Sunday July 03, 2022

Building the future

October 20, 2019

Speaking on one of the flagship programmes of his government, Prime Minister Imran Khan has said that no country can progress unless the future of its youth is secured. The Kamyaab Jawaan Programme of the government, as per the PM, intends to achieve just this by distributing loans worth billions among young people, including 25 percent women and minorities, so that they can set up their own businesses and begin the process of generating income. Apparently, scores of model schemes have been developed to discuss with young entrepreneurs and help them establish their own setups.

The Youth Development Framework has already been implemented in six districts of the country and would be taken to other districts under. In addition, the Green Youth Programme and Start Up Pakistan initiatives will also be introduced. The scheme to offer youth entrepreneurship opportunities is, on paper at least, a sound one. It has worked in other nations, perhaps most markedly Bangladesh through organisations such as the Grameen Bank and BRAC, through it should be noted that the most successful entrepreneurs have, according to multiple studies, have been proven to be women who want to contribute to family income and better their futures. These are considerations to be taken in mind before beginning the process of giving out loans.

There must also be safeguards against nepotism and a careful, professional scrutiny of the business to be set up to avoid default and failure. The default on loans has contributed to similar programmes in other nations failing to deliver.

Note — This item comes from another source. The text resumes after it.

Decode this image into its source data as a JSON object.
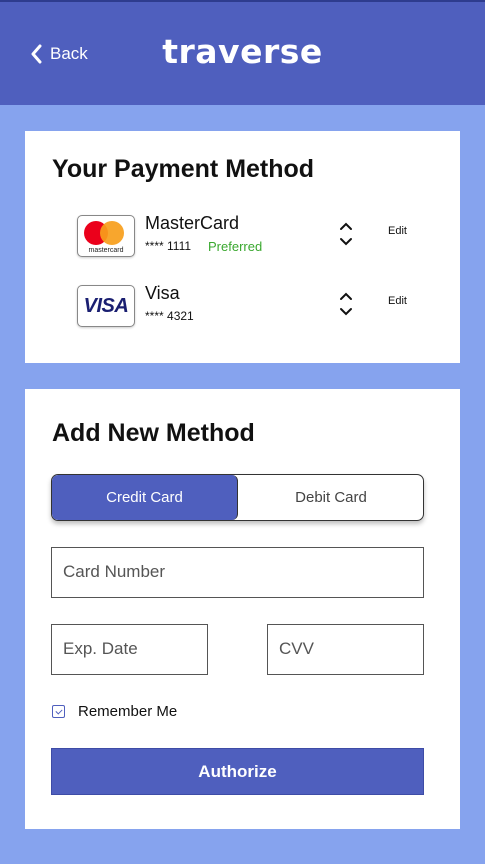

In the current environment in Pakistan, it is especially important that entrepreneurship be carefully planned and experts involved to ensure it is viable and that the entrepreneur has full knowledge and a plan for his or her business. We hope for this purpose the government and the concerned ministry have studied the example of other countries, including Brazil, Vietnam and Bolivia. They need to be familiar with what works best and there would be little purpose in repeating mistakes made elsewhere. There is of course plenty of talent, plenty of zeal and plenty of potential in Pakistan’s youth. The requirement would be to bring it forward sensibly and base this completely on merit so that both individuals and the country can benefit from the process.